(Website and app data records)
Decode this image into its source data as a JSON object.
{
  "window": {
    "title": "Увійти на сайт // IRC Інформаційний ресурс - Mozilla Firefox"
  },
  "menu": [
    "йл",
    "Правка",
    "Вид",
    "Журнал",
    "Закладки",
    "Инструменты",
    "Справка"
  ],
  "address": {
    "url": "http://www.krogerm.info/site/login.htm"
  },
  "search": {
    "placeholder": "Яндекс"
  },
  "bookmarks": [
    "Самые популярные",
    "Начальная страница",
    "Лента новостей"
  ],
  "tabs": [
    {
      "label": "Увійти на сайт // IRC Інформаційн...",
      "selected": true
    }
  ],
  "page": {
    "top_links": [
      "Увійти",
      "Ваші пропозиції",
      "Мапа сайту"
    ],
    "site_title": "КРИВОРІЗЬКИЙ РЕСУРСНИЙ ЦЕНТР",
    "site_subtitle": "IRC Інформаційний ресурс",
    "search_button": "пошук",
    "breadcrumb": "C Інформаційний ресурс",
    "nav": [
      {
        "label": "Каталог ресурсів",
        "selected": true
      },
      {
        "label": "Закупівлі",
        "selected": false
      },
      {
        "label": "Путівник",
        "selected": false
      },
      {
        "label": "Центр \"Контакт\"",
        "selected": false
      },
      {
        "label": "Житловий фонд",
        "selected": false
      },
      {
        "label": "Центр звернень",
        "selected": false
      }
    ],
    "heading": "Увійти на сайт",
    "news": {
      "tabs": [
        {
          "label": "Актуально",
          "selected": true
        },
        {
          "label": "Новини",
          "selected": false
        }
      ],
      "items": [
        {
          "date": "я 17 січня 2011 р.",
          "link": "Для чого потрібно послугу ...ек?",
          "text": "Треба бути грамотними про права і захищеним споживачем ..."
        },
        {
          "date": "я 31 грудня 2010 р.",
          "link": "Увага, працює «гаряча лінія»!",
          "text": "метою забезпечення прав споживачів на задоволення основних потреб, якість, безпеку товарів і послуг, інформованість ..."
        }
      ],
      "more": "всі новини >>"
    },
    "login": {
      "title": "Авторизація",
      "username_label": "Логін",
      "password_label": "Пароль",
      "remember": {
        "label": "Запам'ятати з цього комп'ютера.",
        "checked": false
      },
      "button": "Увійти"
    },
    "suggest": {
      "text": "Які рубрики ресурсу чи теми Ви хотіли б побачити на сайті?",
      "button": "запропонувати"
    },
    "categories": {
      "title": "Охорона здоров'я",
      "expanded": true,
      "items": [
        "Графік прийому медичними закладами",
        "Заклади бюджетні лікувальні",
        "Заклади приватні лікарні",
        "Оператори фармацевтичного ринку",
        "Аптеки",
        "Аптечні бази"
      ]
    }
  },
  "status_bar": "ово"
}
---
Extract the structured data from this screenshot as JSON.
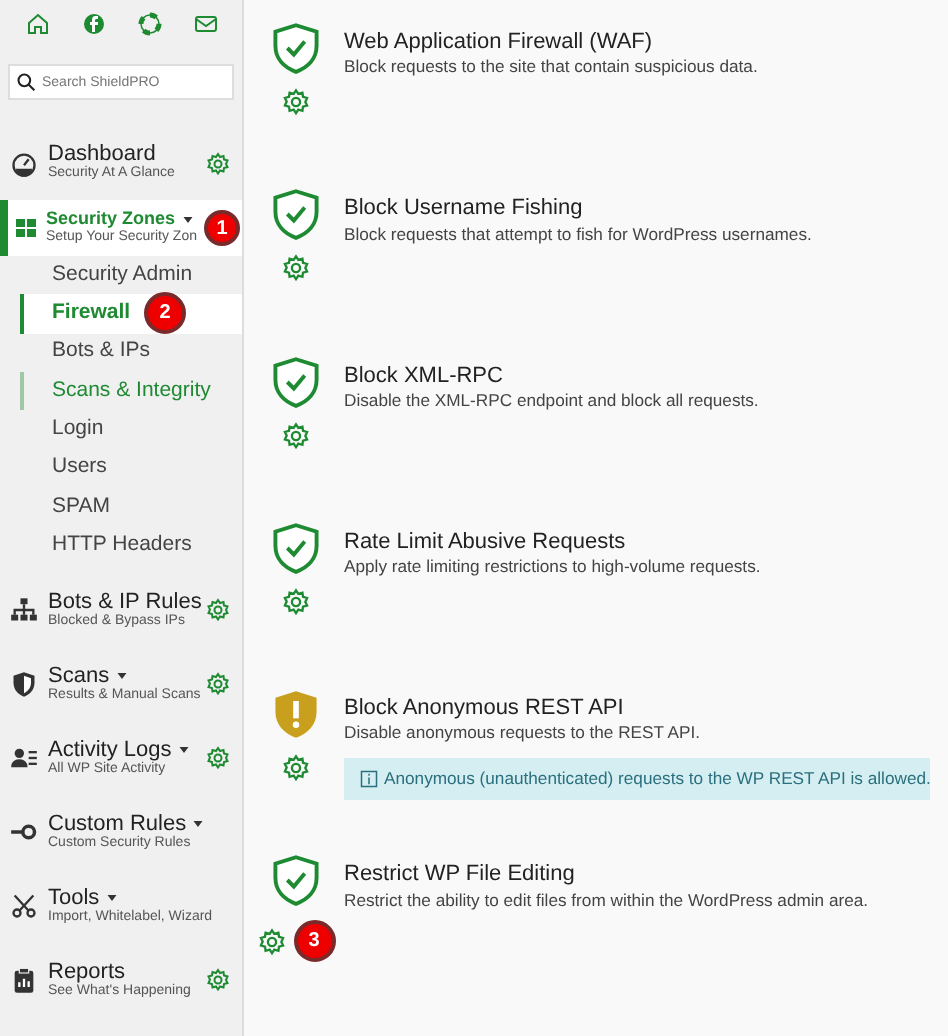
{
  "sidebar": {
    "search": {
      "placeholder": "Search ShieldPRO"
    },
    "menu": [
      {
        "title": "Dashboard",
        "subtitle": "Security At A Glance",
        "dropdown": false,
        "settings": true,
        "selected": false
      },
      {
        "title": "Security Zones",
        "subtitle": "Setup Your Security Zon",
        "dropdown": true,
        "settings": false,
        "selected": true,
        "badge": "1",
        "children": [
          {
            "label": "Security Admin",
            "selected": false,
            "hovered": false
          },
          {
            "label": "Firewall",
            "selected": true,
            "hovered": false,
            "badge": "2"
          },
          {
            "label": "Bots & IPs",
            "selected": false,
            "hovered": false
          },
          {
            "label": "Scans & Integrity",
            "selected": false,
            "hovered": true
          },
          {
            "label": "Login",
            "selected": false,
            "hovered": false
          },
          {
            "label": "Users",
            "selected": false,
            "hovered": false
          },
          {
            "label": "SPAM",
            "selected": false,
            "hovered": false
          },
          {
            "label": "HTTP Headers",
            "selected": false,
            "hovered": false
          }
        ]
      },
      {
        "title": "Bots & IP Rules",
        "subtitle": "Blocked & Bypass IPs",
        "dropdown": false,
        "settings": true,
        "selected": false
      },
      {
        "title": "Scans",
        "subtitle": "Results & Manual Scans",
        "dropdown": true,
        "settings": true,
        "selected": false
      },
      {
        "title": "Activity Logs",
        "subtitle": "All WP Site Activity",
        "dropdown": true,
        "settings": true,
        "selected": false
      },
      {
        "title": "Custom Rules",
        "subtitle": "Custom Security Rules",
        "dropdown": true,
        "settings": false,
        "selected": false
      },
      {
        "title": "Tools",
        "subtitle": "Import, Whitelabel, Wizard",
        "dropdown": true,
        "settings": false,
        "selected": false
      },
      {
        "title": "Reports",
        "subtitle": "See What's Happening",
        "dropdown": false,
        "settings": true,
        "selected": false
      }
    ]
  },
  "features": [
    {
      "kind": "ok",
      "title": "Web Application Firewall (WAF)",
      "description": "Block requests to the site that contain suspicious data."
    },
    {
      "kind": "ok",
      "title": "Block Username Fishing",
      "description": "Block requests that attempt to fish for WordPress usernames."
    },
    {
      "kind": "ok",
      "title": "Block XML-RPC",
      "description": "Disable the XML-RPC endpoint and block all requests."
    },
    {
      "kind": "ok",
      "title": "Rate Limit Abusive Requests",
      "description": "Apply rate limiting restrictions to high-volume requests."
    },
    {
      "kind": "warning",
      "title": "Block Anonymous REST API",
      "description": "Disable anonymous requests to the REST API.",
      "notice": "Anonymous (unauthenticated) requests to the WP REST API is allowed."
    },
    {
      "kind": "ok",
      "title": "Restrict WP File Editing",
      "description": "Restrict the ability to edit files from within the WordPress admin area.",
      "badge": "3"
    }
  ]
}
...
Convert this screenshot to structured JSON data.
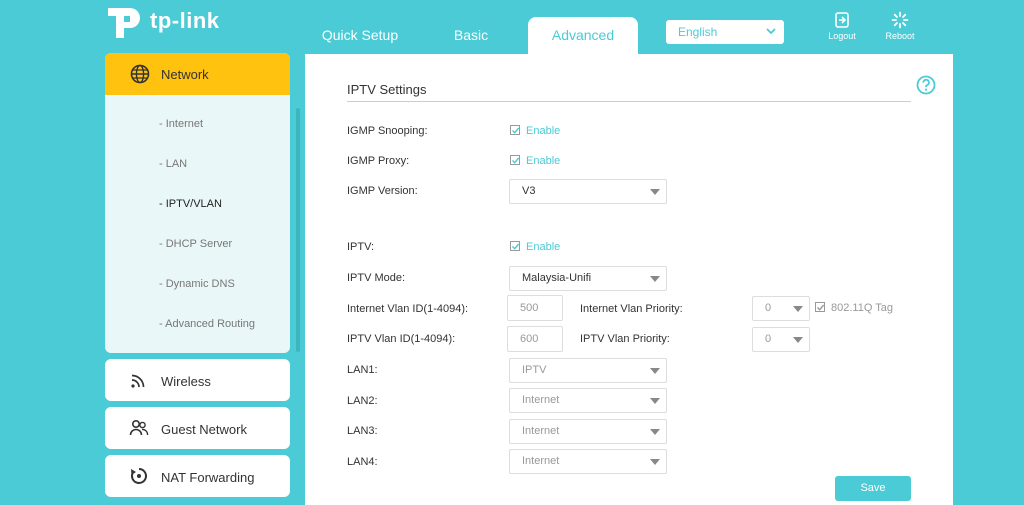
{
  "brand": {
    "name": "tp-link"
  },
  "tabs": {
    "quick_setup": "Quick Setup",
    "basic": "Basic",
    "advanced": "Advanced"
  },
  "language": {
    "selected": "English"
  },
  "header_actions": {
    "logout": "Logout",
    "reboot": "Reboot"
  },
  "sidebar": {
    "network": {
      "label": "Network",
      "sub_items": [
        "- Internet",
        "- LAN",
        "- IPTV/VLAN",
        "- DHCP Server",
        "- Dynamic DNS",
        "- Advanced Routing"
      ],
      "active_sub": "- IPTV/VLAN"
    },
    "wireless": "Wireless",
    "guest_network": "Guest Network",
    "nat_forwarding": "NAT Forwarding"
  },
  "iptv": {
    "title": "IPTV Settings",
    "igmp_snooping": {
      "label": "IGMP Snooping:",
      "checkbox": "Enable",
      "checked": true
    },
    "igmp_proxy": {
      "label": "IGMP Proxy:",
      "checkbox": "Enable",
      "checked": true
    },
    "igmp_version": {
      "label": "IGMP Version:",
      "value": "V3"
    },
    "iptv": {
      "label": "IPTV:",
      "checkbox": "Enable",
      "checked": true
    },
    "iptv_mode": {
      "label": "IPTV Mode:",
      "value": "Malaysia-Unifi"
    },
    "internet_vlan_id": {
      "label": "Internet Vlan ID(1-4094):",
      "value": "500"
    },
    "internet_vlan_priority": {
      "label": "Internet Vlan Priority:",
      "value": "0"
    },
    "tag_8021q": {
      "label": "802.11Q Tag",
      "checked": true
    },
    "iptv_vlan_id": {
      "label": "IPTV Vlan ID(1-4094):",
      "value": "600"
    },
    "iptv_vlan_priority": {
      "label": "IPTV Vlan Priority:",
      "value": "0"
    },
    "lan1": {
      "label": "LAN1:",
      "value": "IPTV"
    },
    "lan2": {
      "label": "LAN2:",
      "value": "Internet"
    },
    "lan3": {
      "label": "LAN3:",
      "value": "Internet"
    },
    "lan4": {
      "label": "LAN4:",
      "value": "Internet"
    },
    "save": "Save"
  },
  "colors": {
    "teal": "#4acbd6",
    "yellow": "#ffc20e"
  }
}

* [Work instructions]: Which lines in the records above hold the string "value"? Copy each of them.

* [Solution to the exercise]:
      "value": "V3"
      "value": "Malaysia-Unifi"
      "value": "500"
      "value": "0"
      "value": "600"
      "value": "0"
      "value": "IPTV"
      "value": "Internet"
      "value": "Internet"
      "value": "Internet"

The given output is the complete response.